Amye: How was communism treated in your household?
Louise: The thing is, I think my parents [initially joined the Communist Party because they] were trying to create a better world. They didn’t know anything about Stalin. They were really duped. That’s how I felt. They were really duped into believing these things. They had no idea what Stalin was like until later on — but they certainly didn’t want me to get involved in it.
Amye: You’ve mentioned in the past that when you were growing up there were Communists and Jews and anti-Communists and antisemites. Can you talk a little bit about that?
Helen: Well, we always knew, for instance, about people that you watched on TV, who was Jewish, who was not Jewish, who was a Commie and who was not a Commie, which people you could listen to because they had good politics and which ones were bad people because they had lousy politics. In other words, who named names and who didn’t name names — it was very important to know.
Pete Seeger did not name names, and Woody Guthrie did not name names, and the Hollywood 10. We had books by Howard Fast all around the house because he was one of the good guys.
On the role of religion in the household
Helen: I was always told they were atheists — though that’s debatable. We didn’t belong to a synagogue, but we always knew we were Jewish. That was very, very important to my mother.
There was not that much of a separation between her ideals and her Judaism. We were taught you give to other people and you always help out, and I think that was part of their Judaism.
Louise: We were very ethnically Jewish. We were not religiously Jewish. My mother never took me to shul, or my father, but my grandmother did. My grandmother kept kosher in the house, and I don’t think I ever ate anything that she made. Ever.
On the role of Yiddish in the household
Helen: We were brought up on the stories of Chelm. We always had books of Jewish folklore in the house [that had been written or translated into English] that we used to read.
Louise: I was the only one [in that generation who understood Yiddish]— don’t forget I lived with Grandma [Sylvia’s mother] from the time I was very young.

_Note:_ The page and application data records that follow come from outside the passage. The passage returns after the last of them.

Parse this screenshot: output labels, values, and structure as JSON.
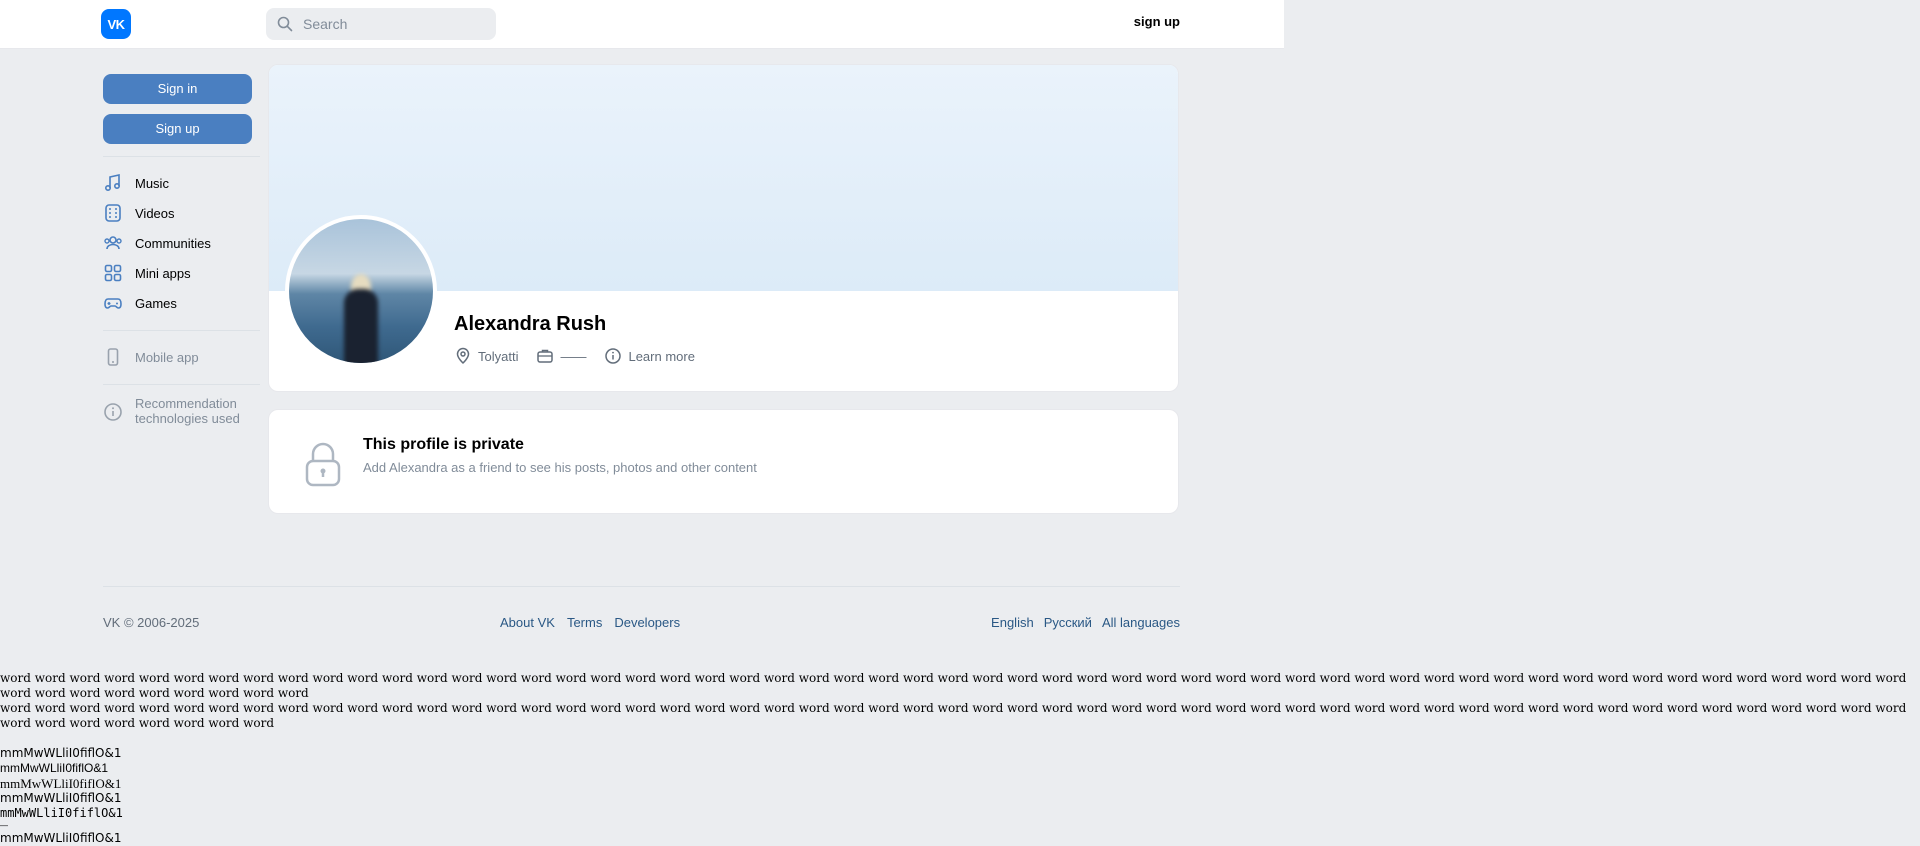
{
  "header": {
    "logo_text": "VK",
    "search_placeholder": "Search",
    "signup_label": "sign up"
  },
  "sidebar": {
    "sign_in": "Sign in",
    "sign_up": "Sign up",
    "items": [
      {
        "label": "Music",
        "icon": "music-icon"
      },
      {
        "label": "Videos",
        "icon": "video-icon"
      },
      {
        "label": "Communities",
        "icon": "communities-icon"
      },
      {
        "label": "Mini apps",
        "icon": "mini-apps-icon"
      },
      {
        "label": "Games",
        "icon": "gamepad-icon"
      }
    ],
    "mobile_app": "Mobile app",
    "recommendation": "Recommendation technologies used"
  },
  "profile": {
    "name": "Alexandra Rush",
    "city": "Tolyatti",
    "work": "——",
    "learn_more": "Learn more"
  },
  "private": {
    "title": "This profile is private",
    "description": "Add Alexandra as a friend to see his posts, photos and other content"
  },
  "footer": {
    "copyright": "VK © 2006-2025",
    "links": [
      "About VK",
      "Terms",
      "Developers"
    ],
    "languages": [
      "English",
      "Русский",
      "All languages"
    ]
  },
  "test_text": {
    "words_line1": "word word word word word word word word word word word word word word word word word word word word word word word word word word word word word word word word word word word word word word word word word word word word word word word word word word word word word word word word word word word word word word word word",
    "words_line2": "word word word word word word word word word word word word word word word word word word word word word word word word word word word word word word word word word word word word word word word word word word word word word word word word word word word word word word word word word word word word word word word",
    "samples": [
      "mmMwWLliI0fiflO&1",
      "mmMwWLliI0fiflO&1",
      "mmMwWLliI0fiflO&1",
      "mmMwWLliI0fiflO&1",
      "mmMwWLliI0fiflO&1",
      "mmMwWLliI0fiflO&1"
    ]
  },
  "colors": {
    "accent": "#4a7fc1",
    "logo": "#0077ff",
    "background": "#ebedf0",
    "link": "#2a5885"
  }
}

She understood English, but she couldn’t speak English, so she spoke to me in Yiddish; as a child that was very normal because the house was bilingual. So, I learned both languages, but I didn’t have to speak it to her because she understood English.
Amye: Did Grandma [Sylvia] ever speak to you in Yiddish?
Louise: No, but she often spoke to Grandpa in Yiddish when they were talking about something they didn’t want me to understand. But of course I understood it because I was pretty fluent, at least in terms of understanding.
As an adult, I wanted to tell something to my parents, and I didn’t want the children to understand. That was the first time I ever spoke to them in Yiddish. And my father was very surprised. He said, “ I didn’t know that you could speak so well.”
I began these conversations in order to answer some of the questions Naron brought up regarding my family, to accurately portray how both my aunt and mother had been raised, and how they had been impacted by the Red Scare. I went into this process expecting both my aunt’s and mother’s experiences to be homogeneous. I was wrong.
When thinking of the “voices of women like Sylvia,” it’s sometimes easier to imagine a chorus of women reciting the exact same story of the way they were individually harmed by McCarthyism. With one unified story, the message seems clear and the feelings and suffering become something that together everyone can carry, but no one really has to touch.
My aunt, grandmother, and mother were all affected differently by McCarthyism. However, this does not lessen the harms or disruptions that McCarthyism caused each of them, or to countless others, each of whom has their own individual experiences, and some of whom may still be dealing with the trauma of the time period.
Naron’s call for individual stories is critically important. We as writers, historians, and scholars need to accept that these large scale political events cause not only political trauma but also individual personal pain. It is not a unified chorus, but a cacophony of harm.